A bomb strapped to a rickshaw detonated on Friday 18 December 2020, in the eastern province of Ghazni. The blast killed 15 children and injured another 20 people. The reason for the explosion is still unknown, with two converging accounts of the event emerging. One story, popularized by a spokesperson for the Ghazni provincial governor (associated press), claims that a bomb, strapped to the bottom of a rickshaw, detonated as a man entered the village acting as a merchant. This account believes the bomb to be a purposeful and targeted attack that may involve more casualties than previously thought. Wahidulah Jumazada, also speaking for the Ghazni government, told the press that an investigation is now underway to illuminate why the children were targeted. A police spokesperson seemingly takes this view, explicitly accusing the Taliban of the attack. Yet, another side, advanced by the Taliban, is that a piece of unexploded ordnance was collected by children and brought to the merchant where it then, unfortunately, detonated. Accompanying this accidental version was a lower death count (12).  It is unlikely that any more information will emerge to confirm either account as the area where the explosion occurred is under Taliban control, making it off-limits for journalists.

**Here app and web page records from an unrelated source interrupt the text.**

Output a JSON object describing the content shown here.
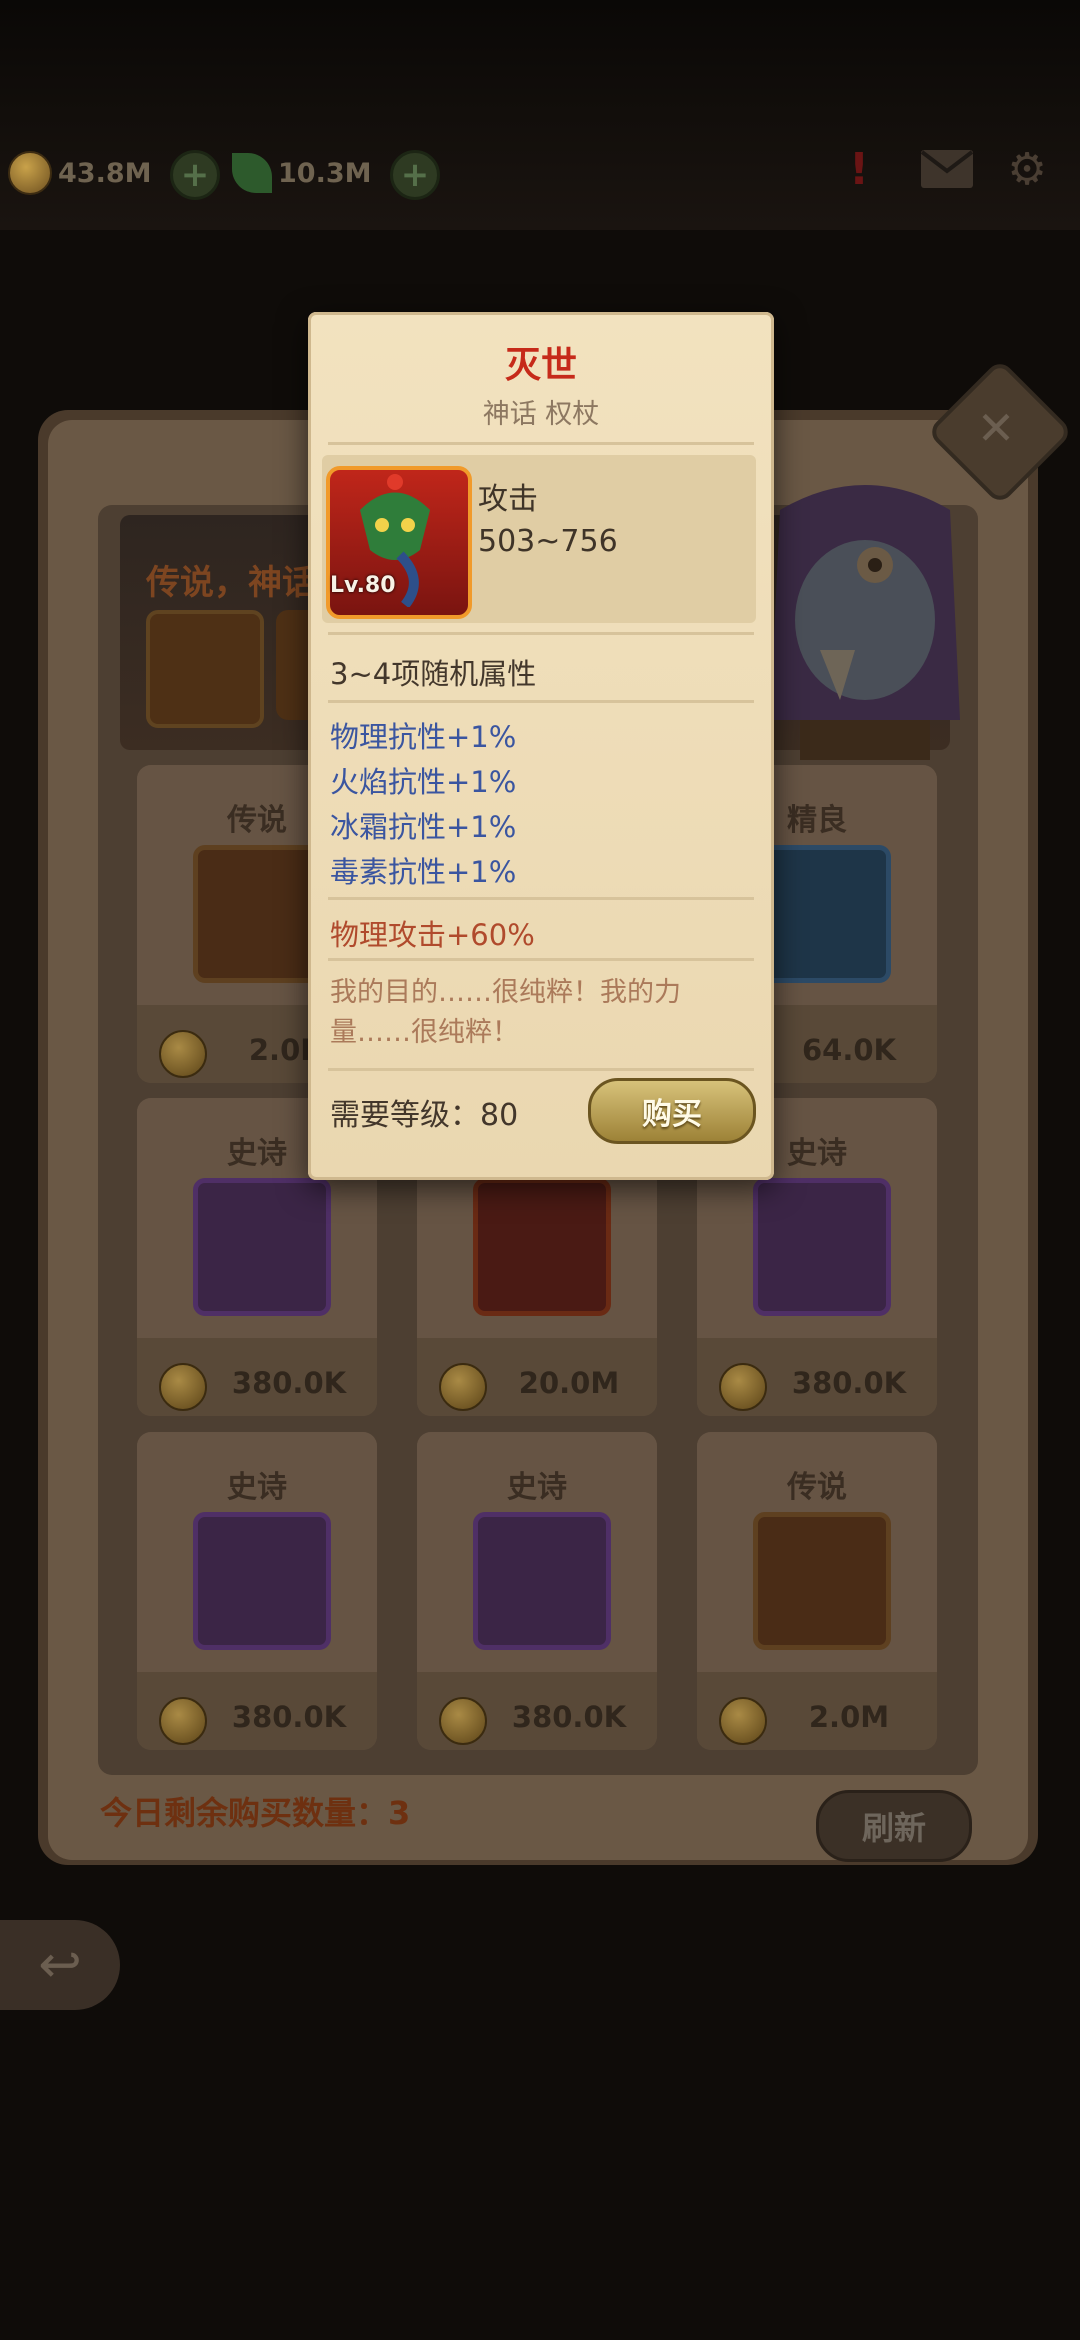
{
  "topbar": {
    "gold": "43.8M",
    "gems": "10.3M",
    "alert_badge": "!"
  },
  "banner": {
    "text": "传说，神话"
  },
  "shop_items": [
    {
      "rarity": "传说",
      "price": "2.0M",
      "icon": "sword-icon",
      "frame": "orange"
    },
    {
      "rarity": "",
      "price": "",
      "icon": "",
      "frame": ""
    },
    {
      "rarity": "精良",
      "price": "64.0K",
      "icon": "boot-icon",
      "frame": "blue"
    },
    {
      "rarity": "史诗",
      "price": "380.0K",
      "icon": "gauntlet-icon",
      "frame": "purple"
    },
    {
      "rarity": "",
      "price": "20.0M",
      "icon": "dragon-staff-icon",
      "frame": "red"
    },
    {
      "rarity": "史诗",
      "price": "380.0K",
      "icon": "longsword-icon",
      "frame": "purple"
    },
    {
      "rarity": "史诗",
      "price": "380.0K",
      "icon": "armor-boot-icon",
      "frame": "purple"
    },
    {
      "rarity": "史诗",
      "price": "380.0K",
      "icon": "dagger-icon",
      "frame": "purple"
    },
    {
      "rarity": "传说",
      "price": "2.0M",
      "icon": "ring-icon",
      "frame": "orange"
    }
  ],
  "footer": {
    "remaining_label": "今日剩余购买数量：3",
    "refresh_label": "刷新"
  },
  "tooltip": {
    "title": "灭世",
    "subtitle": "神话 权杖",
    "level_badge": "Lv.80",
    "attack_label": "攻击",
    "attack_value": "503~756",
    "random_attrs_label": "3~4项随机属性",
    "attrs": [
      "物理抗性+1%",
      "火焰抗性+1%",
      "冰霜抗性+1%",
      "毒素抗性+1%"
    ],
    "main_attr": "物理攻击+60%",
    "quote": "我的目的……很纯粹！我的力量……很纯粹！",
    "required_level": "需要等级：80",
    "buy_label": "购买"
  },
  "colors": {
    "title_red": "#c62a1a",
    "attr_blue": "#3a55a0",
    "main_attr": "#b04a2c",
    "parchment": "#f2e2bf"
  }
}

However, the existence of frequent, unexplained explosions casts an air of suspicion over Friday’s events. Around the country, journalists, human rights workers, and activists have been killed in various accidents while performing everyday activities. Earlier in November 2020, for example, 34-year-old journalist, Elyas Dayee, was killed when a bomb detonated as he drove to work in Lashkar, Gah. The UN and Afghanistan’s human rights commission both document sharp rises in these kinds of attacks this year. These deaths undermine the already precarious support for the central government, who is currently negotiating with the Taliban. These negotiations are meant to finalize a peace deal that would put an end to decades of violence. This turn to diplomacy comes after the move to withdrawal U.S. and NATO troops from the country, which would see a reduction of over 2,000 troops within the next month. 


Friday’s deadly attack points to the need to reduce levels of violence across the country rapidly. A lack of war, by its general definition, does not necessitate an absence of violence. Pointed killings, targeting journalists, advocates, and innocent children are cause for significant concern. The attempt to cover these heinous crimes as “accidents” demonstrates a blatant disregard for peace and humanity. Perhaps more importantly, they signify a group that desires an Afghan population immersed in fear. It suggests that they may not be prepared for upholding their promise for peace, which should ignite an immediate international outcry and response.

Brynne Thomas